Layers of meaning
The art I normally make consists of layers of photography, drawing and paint. Sometimes the photographs are digitally altered using Photoshop, sometimes they are not. Sometimes these photographs are printed or transferred to a surface whole and then paint, pen or pencil applied to these surfaces afterwards. Other times, the photographs may be torn up and applied to the surface like a collage, with deliberate gaps and abrasions upon the surface. Then when I paint or draw upon the work, these gaps and abrasions become an important component. Either way, my art consists of layers whether it be digital, photographic, collage, painting or drawing.
These layers play an important role in that they act as a kind of veiled curtain where there is no clarity. This allows for my imagination to step in and fill in the gaps. The uncertainty and incompleteness provides a springboard for all sorts of possibilities to develop.
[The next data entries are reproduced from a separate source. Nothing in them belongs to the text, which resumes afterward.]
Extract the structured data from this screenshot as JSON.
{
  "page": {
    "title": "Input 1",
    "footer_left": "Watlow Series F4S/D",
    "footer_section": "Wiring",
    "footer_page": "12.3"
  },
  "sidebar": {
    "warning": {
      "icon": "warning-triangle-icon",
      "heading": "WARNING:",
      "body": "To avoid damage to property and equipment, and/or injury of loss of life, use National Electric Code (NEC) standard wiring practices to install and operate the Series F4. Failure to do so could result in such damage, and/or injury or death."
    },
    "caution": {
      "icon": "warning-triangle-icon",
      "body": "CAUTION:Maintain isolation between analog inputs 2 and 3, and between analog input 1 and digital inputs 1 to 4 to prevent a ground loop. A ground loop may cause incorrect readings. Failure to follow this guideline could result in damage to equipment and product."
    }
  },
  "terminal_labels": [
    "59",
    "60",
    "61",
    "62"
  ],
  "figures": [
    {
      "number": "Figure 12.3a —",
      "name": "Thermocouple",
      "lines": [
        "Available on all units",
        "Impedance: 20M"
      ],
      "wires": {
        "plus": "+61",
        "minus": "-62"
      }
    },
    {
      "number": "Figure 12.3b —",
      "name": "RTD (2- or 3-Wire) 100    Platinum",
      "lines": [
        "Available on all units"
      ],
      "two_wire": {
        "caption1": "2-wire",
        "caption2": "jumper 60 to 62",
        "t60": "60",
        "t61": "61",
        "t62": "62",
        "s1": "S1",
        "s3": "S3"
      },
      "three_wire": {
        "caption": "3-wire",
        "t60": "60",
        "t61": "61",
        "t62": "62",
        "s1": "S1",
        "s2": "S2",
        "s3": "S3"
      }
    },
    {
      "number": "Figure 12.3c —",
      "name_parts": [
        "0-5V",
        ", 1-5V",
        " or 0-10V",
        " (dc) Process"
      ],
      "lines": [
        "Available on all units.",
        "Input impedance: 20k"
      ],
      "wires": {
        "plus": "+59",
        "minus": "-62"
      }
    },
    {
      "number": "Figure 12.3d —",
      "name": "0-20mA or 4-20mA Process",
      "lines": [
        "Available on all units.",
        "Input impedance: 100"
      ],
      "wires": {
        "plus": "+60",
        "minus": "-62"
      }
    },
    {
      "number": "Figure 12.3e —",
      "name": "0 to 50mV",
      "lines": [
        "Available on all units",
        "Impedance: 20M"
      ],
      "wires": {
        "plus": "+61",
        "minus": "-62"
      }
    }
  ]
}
It is very much like staring into the clouds and seeing an ever-changing mural in the sky full of faces, animals, objects and places.
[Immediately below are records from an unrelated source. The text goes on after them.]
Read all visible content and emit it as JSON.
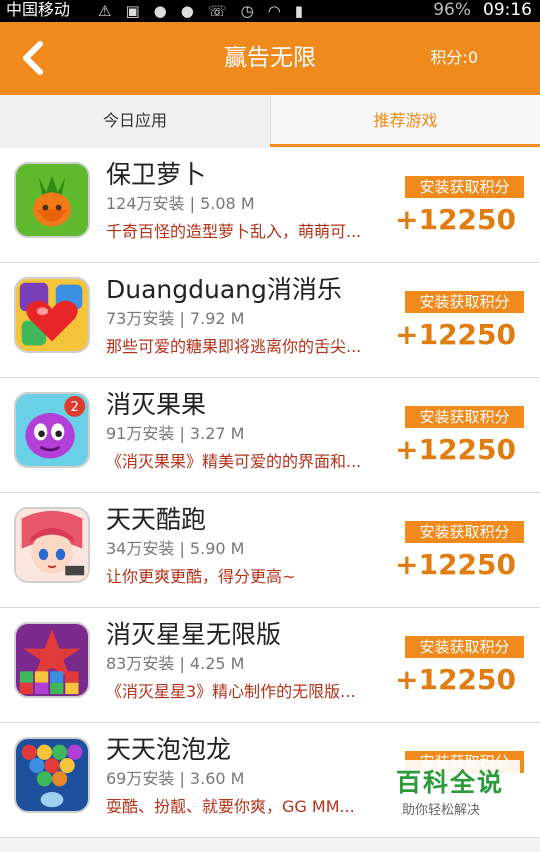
{
  "status_bar": {
    "carrier": "中国移动",
    "battery": "96%",
    "time": "09:16",
    "icons": [
      "warning-icon",
      "image-icon",
      "wechat-icon",
      "wechat-icon",
      "call-icon",
      "alarm-icon",
      "wifi-icon",
      "signal-icon"
    ]
  },
  "header": {
    "title": "赢告无限",
    "points": "积分:0",
    "accent": "#f08a1c"
  },
  "tabs": [
    {
      "label": "今日应用",
      "selected": false
    },
    {
      "label": "推荐游戏",
      "selected": true
    }
  ],
  "apps": [
    {
      "name": "保卫萝卜",
      "meta": "124万安装 | 5.08 M",
      "desc": "千奇百怪的造型萝卜乱入，萌萌可...",
      "badge": "安装获取积分",
      "points": "+12250",
      "icon": "carrot-game-icon"
    },
    {
      "name": "Duangduang消消乐",
      "meta": "73万安装 | 7.92 M",
      "desc": "那些可爱的糖果即将逃离你的舌尖...",
      "badge": "安装获取积分",
      "points": "+12250",
      "icon": "candy-heart-icon"
    },
    {
      "name": "消灭果果",
      "meta": "91万安装 | 3.27 M",
      "desc": "《消灭果果》精美可爱的的界面和...",
      "badge": "安装获取积分",
      "points": "+12250",
      "icon": "purple-fruit-icon",
      "icon_badge": "2"
    },
    {
      "name": "天天酷跑",
      "meta": "34万安装 | 5.90 M",
      "desc": "让你更爽更酷，得分更高~",
      "badge": "安装获取积分",
      "points": "+12250",
      "icon": "runner-girl-icon"
    },
    {
      "name": "消灭星星无限版",
      "meta": "83万安装 | 4.25 M",
      "desc": "《消灭星星3》精心制作的无限版...",
      "badge": "安装获取积分",
      "points": "+12250",
      "icon": "star-blocks-icon"
    },
    {
      "name": "天天泡泡龙",
      "meta": "69万安装 | 3.60 M",
      "desc": "耍酷、扮靓、就要你爽，GG MM...",
      "badge": "安装获取积分",
      "points": "",
      "icon": "bubble-shooter-icon"
    }
  ],
  "watermark": {
    "title": "百科全说",
    "subtitle": "助你轻松解决"
  }
}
I have been well aware for many years, that this openness and temporality is critical to help me develop my ideas. However I have been keen to try this approach with using just paint and the immediacy of the environment around me to see what sort of effect this might have on my practice.
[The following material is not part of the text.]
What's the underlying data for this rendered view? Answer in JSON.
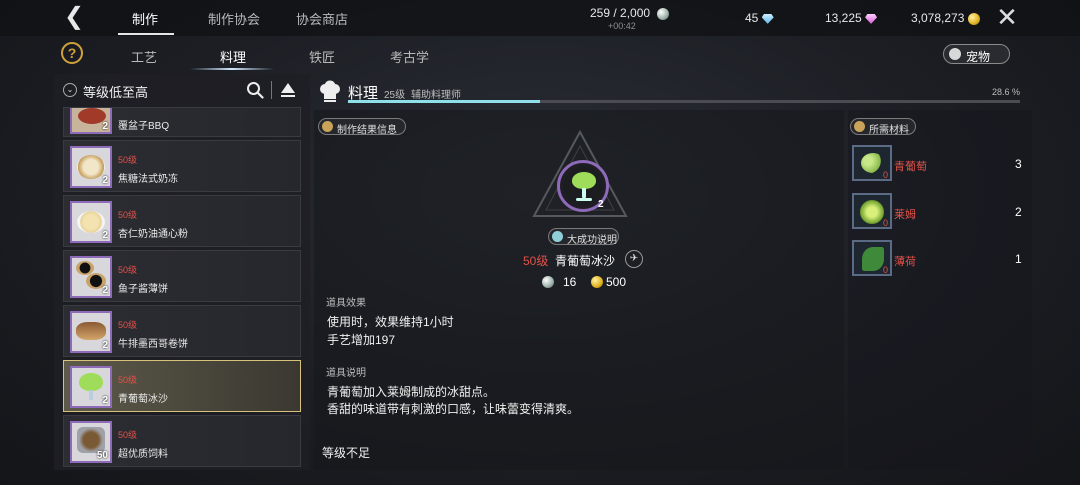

I am carrying on focusing on buildings and interiors, observing the the piecemeal view we have in our daily existence, those bits we can see out of the corner of our eye, the suggestions of objects that remain unformed, the spaces within spaces, the ceiling, floors, surfaces, furniture, shapes, colours and textures. The recording of these things with paint is deliberately not accurate. I’m not trying to duplicate the environment but rather use the suggestion of what is around me in combination with paint to evoke alternative places and something other.
The paintings displayed are examples of my latest endeavours.